As an anecdotal story when I was sixteen I went to a restaurant asking for a job as a waiter and when I explained that I had no experience they said they couldn’t help me. I retorted by saying that they don’t need to pay me, they merely had to give me the chance to prove myself and that I would work for the “tips” received every Saturday evening. It was the thought of no payment that paved the way for me to get my job and for me to gain the skills and prove myself to my future employer. This arrangement of tips only, did not last all that long as when I had proved myself I could move into their formal structure. This type of arrangement is not allowed today, as it would be a breach of a whole host of our labour laws.
An excellent article by Ayabonga Cawe leads us to think about the plight of Anthea Malwandle who has a B-Tech Chemical Engineering qualification but no job. Again, I must outline that I regularly speak to small firms in this industry who would be excited to have someone with those qualifications but are too scared to enter into the employment agreement.
The common refrain used is that it is easier to get a divorce than to dismiss. The statistics of youth unemployment are over fifty percent and it cannot be business as usual. There must be exemptions from hiring and firing for small businesses and there must be more encouragement all round. The regular harassment by Inspectorate of the Bargaining Councils and the Department of Labour merely create a perception that employing is dangerous and mechanising is the right way to go. This doesn’t help us in any way.
The statement by academic Achille Mbenbe is superb, “the drama of yesterday was about being exploited as a worker; the drama of today is to do with finding someone to exploit you”. Many of our younger generation are capable, enthusiastic, energetic and educated. They merely need to get a foot in the door. There must be a complete change of environment, which will destroy the perception of the negativity of employing our children. We all know that big business is stagnating and not employing people. We also know that small businesses would like to employ but in fact have gone on an investment strike whereby they find it more profitable to invest in big business and not create more jobs themselves. The system has done this to the up and coming businesses in South Africa today. The majority of small up and coming businesses in South Africa today are in fact black businesses who could desperately do with the exemptions that I speak about.
I deal with small black business every day and I hear the constant groan about how they are being harassed by the Inspectorate, the Bargaining Councils, The Commission for Conciliation Mediation and Arbitration and a whole host of other regulations which bog them down to the point of despair.

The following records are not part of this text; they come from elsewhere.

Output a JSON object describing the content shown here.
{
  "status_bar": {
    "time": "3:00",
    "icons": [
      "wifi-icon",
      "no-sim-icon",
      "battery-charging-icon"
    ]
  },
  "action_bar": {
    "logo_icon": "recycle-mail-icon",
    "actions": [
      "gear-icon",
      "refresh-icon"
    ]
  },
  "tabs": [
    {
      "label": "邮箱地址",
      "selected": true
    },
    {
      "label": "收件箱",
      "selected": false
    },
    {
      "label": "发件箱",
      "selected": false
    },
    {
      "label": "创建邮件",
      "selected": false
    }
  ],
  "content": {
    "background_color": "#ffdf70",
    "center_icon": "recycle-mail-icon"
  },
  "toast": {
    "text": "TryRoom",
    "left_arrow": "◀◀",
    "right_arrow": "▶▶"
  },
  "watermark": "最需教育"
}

Again we see much pressure placed on A-typical employment which is more often than not an acceptable pathway for the unskilled to gain skills. An article by Dirk Hermann refers to this and refers to the changing structure of the world of work. I was a guest of the German Department of Foreign Affairs to have a look at their world of work and to get a taste of their system I immediately noticed how they viewed the modern economy. They introduced, hundreds of years ago, a dual education system, which is still in place today, but it has been repositioned to face this shifting structure of the workplace. They are specifically trained to support the small and nimble employers.
It doesn’t help us to say that we are in a global recession and nor does it help us to get other explanations as to why we are at the height of unemployment. The only help would be to find workable solutions. We all celebrated the advent of our democracy and freedom but true freedom cannot be experienced unless our educated, capable and willing people are able to find gainful employment.